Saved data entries
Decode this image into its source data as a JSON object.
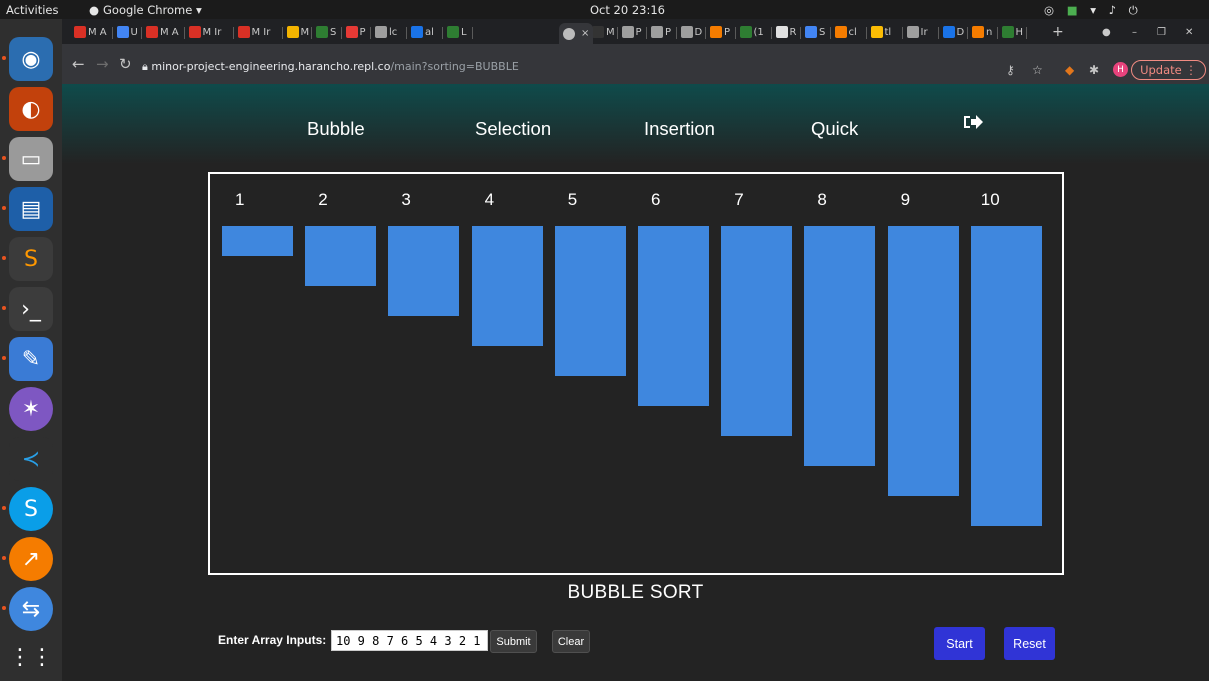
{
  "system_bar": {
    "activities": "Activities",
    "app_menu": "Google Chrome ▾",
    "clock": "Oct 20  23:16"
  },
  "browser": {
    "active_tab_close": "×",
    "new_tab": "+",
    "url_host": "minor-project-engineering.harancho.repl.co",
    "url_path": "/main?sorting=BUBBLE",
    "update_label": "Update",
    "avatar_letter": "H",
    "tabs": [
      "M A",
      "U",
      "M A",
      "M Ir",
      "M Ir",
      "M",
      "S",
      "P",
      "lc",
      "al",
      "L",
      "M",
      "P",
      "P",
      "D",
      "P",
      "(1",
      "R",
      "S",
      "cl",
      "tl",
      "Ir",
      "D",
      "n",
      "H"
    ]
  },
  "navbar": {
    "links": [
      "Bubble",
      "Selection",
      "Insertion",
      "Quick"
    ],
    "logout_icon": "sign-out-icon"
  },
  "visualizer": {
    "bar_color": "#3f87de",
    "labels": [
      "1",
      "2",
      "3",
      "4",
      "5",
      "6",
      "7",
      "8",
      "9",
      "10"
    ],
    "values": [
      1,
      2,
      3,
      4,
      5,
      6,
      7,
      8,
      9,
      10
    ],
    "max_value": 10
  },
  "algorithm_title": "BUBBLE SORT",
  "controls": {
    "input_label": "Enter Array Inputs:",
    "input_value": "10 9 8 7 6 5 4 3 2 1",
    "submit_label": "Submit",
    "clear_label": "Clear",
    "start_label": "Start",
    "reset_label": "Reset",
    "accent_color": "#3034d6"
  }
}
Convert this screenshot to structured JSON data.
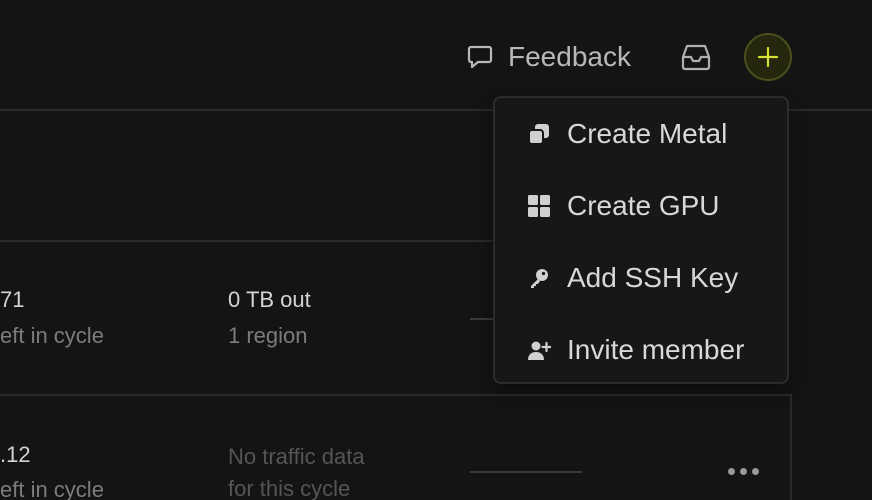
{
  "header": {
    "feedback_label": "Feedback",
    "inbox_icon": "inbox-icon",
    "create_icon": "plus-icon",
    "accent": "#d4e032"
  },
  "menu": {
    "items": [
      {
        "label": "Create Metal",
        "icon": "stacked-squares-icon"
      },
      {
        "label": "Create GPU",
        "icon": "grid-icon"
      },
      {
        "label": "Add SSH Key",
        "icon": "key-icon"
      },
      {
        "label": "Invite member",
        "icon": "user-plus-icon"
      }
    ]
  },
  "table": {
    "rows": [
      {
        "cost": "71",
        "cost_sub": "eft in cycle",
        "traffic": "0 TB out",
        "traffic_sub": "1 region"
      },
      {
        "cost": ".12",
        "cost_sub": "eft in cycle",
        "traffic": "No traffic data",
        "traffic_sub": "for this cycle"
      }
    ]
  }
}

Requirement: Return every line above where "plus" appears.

Exercise output:
    "create_icon": "plus-icon",
        "icon": "user-plus-icon"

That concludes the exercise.